- Other health insurance.
- Life insurance.
- Tax credits for child care and dependent care expenses.
- Travel expenses.
- Parenting time.
- Mortgage payments.
- Any other “extraordinary expenses”.
Trying to determine your child support obligations or entitlement on your own can be overwhelming and confusing. The skilled legal professionals at Kitchens New Cleghorn, LLC can help you review and understand what the court will consider, and can help make sure all relevant information is provided to the court with your request so decisions can be made on the basis of complete information.
Modifying Existing Atlanta Child Support Orders
While the amount of a previous child support order may have been appropriate at the time it was issued, life can change. If your income, or your child’s other parent’s income has changed, or if medical expenses or other obligations are impacting your finances, an experienced child support attorney at Kitchens New Cleghorn, LLC can help you petition the court for a modification.
Frequently Asked Questions about Child Support Orders in Georgia
Below are some of the most frequently asked questions the experienced attorneys at Kitchens New Cleghorn, LLC hear about child support, along with answers to them.
Q: How does split custody impact child support?
A: When parents are splitting custody, with one parent having primary physical custody of one child and the other parent having primary physical custody of another child, each parent files separate worksheets with the court.
Q: Is split custody the same as shared custody for child support?
A: No. Split custody refers to a situation where each parent has primary physical custody of different children in the family. Shared custody refers to arrangements where both parents are sharing the responsibility of physical custody. Even when a child shares time equally between each parent’s home, Georgia courts will designate the parent one parent as the custodial parent and one as the non-custodial parent, for purposes of determining child support.

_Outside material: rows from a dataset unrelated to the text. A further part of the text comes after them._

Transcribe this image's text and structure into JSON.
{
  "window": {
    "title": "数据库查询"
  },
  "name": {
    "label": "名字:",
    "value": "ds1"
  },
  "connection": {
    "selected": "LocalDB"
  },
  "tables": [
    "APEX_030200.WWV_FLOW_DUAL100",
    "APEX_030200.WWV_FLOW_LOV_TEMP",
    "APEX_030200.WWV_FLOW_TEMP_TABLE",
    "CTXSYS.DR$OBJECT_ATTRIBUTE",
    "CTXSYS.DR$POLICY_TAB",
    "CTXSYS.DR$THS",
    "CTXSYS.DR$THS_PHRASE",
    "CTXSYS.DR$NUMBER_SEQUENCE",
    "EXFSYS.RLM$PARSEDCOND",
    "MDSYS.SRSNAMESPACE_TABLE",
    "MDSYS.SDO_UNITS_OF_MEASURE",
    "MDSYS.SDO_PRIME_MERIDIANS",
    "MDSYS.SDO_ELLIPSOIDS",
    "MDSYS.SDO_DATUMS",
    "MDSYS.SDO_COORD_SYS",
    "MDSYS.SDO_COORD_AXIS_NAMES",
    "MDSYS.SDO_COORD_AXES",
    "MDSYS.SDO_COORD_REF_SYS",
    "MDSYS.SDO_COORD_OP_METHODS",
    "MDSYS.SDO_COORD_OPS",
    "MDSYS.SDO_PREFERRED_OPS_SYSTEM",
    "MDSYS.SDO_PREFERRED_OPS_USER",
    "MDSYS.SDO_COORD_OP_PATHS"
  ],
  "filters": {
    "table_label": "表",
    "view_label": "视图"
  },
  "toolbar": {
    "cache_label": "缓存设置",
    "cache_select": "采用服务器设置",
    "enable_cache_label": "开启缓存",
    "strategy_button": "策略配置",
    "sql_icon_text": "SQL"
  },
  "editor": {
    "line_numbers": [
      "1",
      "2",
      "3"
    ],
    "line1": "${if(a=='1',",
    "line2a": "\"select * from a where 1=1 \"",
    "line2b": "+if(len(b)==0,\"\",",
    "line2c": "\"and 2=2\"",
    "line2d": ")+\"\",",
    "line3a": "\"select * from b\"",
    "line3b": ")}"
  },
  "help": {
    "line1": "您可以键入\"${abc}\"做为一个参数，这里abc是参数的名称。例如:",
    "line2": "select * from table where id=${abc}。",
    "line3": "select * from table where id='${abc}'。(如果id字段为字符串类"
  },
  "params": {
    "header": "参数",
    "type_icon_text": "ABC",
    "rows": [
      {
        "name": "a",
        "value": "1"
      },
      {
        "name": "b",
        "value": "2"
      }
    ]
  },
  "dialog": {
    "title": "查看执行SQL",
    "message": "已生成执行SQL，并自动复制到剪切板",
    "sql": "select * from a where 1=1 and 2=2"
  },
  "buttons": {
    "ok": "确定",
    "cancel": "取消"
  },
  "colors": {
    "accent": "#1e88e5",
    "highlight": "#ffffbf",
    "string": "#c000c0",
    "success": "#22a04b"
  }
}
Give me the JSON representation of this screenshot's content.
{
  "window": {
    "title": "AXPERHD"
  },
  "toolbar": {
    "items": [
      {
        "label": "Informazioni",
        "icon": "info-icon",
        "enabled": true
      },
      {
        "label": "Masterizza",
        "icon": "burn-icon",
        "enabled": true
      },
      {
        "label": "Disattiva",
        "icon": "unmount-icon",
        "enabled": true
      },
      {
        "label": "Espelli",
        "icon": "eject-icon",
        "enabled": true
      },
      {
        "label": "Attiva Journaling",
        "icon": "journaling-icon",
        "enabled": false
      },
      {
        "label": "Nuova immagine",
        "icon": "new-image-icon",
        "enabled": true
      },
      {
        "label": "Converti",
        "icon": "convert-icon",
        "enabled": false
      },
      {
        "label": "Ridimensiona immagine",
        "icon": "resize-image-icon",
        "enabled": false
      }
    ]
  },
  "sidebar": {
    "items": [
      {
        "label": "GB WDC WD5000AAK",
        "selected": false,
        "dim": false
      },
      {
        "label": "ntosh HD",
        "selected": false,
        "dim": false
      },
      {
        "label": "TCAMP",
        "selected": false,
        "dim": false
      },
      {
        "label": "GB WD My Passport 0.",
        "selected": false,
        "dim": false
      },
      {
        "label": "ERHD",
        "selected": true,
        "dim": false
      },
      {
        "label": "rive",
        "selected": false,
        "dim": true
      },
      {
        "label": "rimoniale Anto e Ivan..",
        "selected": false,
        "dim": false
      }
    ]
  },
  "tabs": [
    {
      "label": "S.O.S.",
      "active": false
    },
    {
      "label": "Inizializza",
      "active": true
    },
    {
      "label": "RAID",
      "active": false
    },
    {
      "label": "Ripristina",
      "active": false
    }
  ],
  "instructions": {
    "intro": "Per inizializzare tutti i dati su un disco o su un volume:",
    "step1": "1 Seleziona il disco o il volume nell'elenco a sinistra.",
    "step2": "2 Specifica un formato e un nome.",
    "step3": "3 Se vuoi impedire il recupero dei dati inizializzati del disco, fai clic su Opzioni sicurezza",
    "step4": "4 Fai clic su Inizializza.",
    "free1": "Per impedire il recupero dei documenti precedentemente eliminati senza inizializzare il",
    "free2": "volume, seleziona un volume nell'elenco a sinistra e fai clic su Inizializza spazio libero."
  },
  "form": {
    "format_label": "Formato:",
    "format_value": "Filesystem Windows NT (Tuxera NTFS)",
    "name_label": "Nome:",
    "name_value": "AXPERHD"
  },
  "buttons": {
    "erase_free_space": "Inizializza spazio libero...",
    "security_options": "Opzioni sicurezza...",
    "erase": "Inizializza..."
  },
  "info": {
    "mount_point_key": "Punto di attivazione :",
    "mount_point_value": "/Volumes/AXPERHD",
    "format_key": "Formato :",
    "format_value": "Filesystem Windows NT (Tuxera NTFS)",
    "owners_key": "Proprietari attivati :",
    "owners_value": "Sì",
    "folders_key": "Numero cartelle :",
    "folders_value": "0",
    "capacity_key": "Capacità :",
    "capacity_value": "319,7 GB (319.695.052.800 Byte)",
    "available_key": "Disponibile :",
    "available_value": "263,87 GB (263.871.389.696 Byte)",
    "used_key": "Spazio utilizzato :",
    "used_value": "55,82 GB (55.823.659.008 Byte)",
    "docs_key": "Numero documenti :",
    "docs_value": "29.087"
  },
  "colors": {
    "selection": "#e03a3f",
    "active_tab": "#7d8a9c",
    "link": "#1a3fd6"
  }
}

Fairly Calculating Atlanta Child Support
Q: What if I think my child’s other parent is hiding income to lower his or her child support obligation?
A: Child support calculations are based on the information both parents provide. If one parent refuses to provide reliable evidence of his or her income, or if there is a concern that the real income is higher than what has been reported, the court may “impute” his or her income based on their earning ability. In considering whether or not to impute income for child support, a court will consider evidence of the other parent’s previous earnings or education. When income is imputed, it assumes the non-custodial parent is working 40 hours each week for minimum wage.
Q: How does an existing child support order for another child impact a new child support calculation and order?
A: If one parent is already paying child support for another child, they may be able to deduct the amount they’re paying from gross income when calculating their ability to pay under a new child support order. The court will require proof, and there is a maximum amount that can be deducted.
Kitchens New Cleghorn, LLC can Help Ensure Child Support Orders are Reasonable
At the end of the day, you want what’s best for your child. When you work with one of the skilled child support attorneys at Kitchens New Cleghorn, LLC, we will do everything in our power to help make sure the amount of money you are paying or receiving in child support is appropriate and reasonable based on Georgia law, and on your particular financial circumstances.
To learn more about how we help Atlanta-area residents and to schedule a free consultation, contact us online or call us at (404) 996-0806 today